The Republic envoy, Ula Vii, is sent to retrieve the prize for the Republic. The Republic fears that the Sith could use the weapon, if that’s what it is, to balance the power between the two factions and turn the tide of the war. Unfortunately for them, Ula is a Sith spy, working within the Republic to learn its secrets. Working for the Sith, he has to play a dangerous double game as he moves between interactions with Shigar and Eldon. Ula’s character doesn’t really come out until the climax, where he interacts with Dao Stryver. Dao brings out a lot of the rogue in Ula, making him question where he is coming from and why he does what he does. Unfortunately, as before, it takes hundreds of pages to get to this point.
The climax of the novel, in space and on the ground of Sebaddon, features a massive Sith Empire and Republic union. The droids turn out to be too much for a single fleet or army, so the two opposing forces are left no choice but to team up. The hexagonal droids are too strong to fight for both Jedi and Sith alone: it would take the entire fleet to prevent them from destroying the galaxy. Thankfully, Satele Shan leads the charge and kills Eldon’s clone. Though Satele is the Grand Master of the Order, her appearance here is a bit of a bummer. It seems to rob the victory from one of the main characters, the ones we have been following throughout the novel. Thankfully, it is Eldon who eventually wins: she controls the droid army, and commands them to both kill Chratis and then destroy themselves.
300 pages in, you’ll find an excellent book full of characters who have to make exceptionally hard choices. Eldon deals with her family line, and her devotion to the Sith, as Shigar battles Darth Chratis and is tempted by the dark side. Ula questions his allegiences as both of his bosses team up to fight a greater threat. This book, in the end, is a hard sell: it is not a bad book! But I feel that readers who aren’t fans of The Old Republic will find themselves far too lost to enjoy the book entirely. It also starts slowly and there aren’t many handholds to grasp on to, so you have to push through the novel to feel fully connected. Ultimately, I say you won’t miss a lot by passing. If you are willing to hold out, I think the climax itself is worth at least checking out at the library.

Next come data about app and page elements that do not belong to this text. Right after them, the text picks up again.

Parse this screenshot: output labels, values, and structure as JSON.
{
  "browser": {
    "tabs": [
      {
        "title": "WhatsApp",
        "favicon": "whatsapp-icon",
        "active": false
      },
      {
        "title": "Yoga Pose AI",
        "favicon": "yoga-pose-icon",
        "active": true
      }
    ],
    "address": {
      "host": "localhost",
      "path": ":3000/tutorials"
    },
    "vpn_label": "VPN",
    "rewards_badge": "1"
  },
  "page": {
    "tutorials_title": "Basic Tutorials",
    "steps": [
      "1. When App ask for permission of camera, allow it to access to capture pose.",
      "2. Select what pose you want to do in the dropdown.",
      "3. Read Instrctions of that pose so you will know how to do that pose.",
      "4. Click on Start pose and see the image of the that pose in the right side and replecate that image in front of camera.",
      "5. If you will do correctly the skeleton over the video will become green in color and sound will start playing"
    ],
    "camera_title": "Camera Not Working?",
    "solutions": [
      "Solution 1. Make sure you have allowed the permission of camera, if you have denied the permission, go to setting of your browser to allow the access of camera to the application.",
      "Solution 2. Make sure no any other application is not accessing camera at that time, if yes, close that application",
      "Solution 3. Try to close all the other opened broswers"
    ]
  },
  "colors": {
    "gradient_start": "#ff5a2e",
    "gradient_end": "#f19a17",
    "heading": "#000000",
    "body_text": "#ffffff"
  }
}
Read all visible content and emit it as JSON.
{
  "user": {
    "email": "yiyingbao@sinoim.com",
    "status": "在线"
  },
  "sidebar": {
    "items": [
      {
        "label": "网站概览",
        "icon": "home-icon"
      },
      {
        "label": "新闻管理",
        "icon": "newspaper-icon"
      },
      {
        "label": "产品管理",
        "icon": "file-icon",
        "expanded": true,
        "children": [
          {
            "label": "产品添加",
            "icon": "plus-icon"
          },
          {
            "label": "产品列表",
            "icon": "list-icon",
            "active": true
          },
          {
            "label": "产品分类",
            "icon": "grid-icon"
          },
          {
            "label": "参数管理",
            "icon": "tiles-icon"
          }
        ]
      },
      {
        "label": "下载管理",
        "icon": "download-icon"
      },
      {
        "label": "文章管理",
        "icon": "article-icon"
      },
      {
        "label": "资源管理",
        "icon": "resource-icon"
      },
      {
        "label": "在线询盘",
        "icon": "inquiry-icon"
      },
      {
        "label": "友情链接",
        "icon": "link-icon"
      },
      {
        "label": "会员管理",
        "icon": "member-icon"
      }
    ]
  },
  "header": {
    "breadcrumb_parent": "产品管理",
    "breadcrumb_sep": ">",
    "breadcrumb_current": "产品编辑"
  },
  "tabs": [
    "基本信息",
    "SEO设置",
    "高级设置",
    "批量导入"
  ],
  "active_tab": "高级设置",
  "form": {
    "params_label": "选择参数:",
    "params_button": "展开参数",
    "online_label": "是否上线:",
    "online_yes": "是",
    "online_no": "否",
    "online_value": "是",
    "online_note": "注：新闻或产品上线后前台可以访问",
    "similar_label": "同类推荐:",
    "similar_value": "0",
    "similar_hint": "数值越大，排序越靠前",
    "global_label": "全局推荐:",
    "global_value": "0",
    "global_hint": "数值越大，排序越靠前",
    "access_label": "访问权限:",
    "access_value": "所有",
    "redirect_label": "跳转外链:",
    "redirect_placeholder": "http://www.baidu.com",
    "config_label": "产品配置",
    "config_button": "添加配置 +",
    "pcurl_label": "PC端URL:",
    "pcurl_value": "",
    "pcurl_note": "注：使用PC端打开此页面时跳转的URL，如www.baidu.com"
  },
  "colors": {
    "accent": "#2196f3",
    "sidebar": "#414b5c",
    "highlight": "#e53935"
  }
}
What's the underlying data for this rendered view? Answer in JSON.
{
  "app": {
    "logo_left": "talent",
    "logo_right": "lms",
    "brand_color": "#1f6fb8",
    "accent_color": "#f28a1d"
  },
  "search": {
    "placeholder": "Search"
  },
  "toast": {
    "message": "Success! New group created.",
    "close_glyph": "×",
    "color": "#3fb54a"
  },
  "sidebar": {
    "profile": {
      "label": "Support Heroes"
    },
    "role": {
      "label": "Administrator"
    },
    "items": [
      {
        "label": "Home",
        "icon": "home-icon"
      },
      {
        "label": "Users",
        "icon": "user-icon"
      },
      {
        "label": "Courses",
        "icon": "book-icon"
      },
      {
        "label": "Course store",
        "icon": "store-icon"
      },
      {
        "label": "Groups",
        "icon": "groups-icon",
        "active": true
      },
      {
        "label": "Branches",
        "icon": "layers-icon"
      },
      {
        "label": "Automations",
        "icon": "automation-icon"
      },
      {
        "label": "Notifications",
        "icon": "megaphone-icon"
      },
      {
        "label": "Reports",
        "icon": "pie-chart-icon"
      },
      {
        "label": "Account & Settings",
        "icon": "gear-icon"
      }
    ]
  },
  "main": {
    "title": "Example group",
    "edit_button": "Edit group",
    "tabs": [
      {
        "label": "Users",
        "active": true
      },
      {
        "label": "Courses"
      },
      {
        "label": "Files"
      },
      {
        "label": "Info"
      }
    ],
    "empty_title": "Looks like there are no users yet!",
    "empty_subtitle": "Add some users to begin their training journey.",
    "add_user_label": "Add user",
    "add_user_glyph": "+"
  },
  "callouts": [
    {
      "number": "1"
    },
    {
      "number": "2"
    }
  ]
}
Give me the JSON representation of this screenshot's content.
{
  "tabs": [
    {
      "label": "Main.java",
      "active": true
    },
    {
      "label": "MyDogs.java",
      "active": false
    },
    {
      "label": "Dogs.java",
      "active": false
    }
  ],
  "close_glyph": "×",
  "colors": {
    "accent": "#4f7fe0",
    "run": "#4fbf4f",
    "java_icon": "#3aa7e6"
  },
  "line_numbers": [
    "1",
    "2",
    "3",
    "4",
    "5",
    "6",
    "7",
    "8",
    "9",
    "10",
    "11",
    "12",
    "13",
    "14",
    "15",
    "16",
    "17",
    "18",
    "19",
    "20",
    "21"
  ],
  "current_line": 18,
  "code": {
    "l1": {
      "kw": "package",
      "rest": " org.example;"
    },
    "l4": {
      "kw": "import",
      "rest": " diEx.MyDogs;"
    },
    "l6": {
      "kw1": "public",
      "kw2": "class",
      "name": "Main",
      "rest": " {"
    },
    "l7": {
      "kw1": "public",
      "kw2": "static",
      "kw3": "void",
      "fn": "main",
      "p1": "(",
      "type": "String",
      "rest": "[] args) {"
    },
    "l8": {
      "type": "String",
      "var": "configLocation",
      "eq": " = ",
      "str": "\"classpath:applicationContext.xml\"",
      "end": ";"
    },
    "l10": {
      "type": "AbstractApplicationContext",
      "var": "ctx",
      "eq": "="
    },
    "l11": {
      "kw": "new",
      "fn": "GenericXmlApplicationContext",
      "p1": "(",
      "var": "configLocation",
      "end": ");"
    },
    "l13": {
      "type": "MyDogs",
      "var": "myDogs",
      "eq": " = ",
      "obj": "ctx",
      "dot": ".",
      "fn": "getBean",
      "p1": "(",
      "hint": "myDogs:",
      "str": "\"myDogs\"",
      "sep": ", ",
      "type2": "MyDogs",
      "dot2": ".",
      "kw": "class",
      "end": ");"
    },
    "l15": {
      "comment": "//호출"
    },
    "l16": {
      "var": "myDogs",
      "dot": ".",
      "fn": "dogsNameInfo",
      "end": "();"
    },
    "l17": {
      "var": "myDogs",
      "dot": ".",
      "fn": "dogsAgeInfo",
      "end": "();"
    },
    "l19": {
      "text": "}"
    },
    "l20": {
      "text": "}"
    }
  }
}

Canon Novel Reviews:
Rogue One: A Star Wars Story
Star Wars Young Reader Reviews:
Adventures in Wild Space: The Escape (Prelude)
So You Want to be a Jedi?
Beware the Power of the Dark Side!
Poe Dameron: Flight Log
Princess Leia: Royal Rebel (Backstories)
Darth Vader: Sith Lord (Backstories)
The Force Awakens: Finn’s Story
LEGO Star Wars: The Freemaker Adventures Reviews:
“A Hero Discovered” 1×01 | “The Mines of Gabralla” 1×02 | “Zander’s Joyride” 1×03 | “The Lost Treasure of Cloud City” 1×04 | “Peril on Kashyyyk” 1×05 | “Crossing Paths” 1×06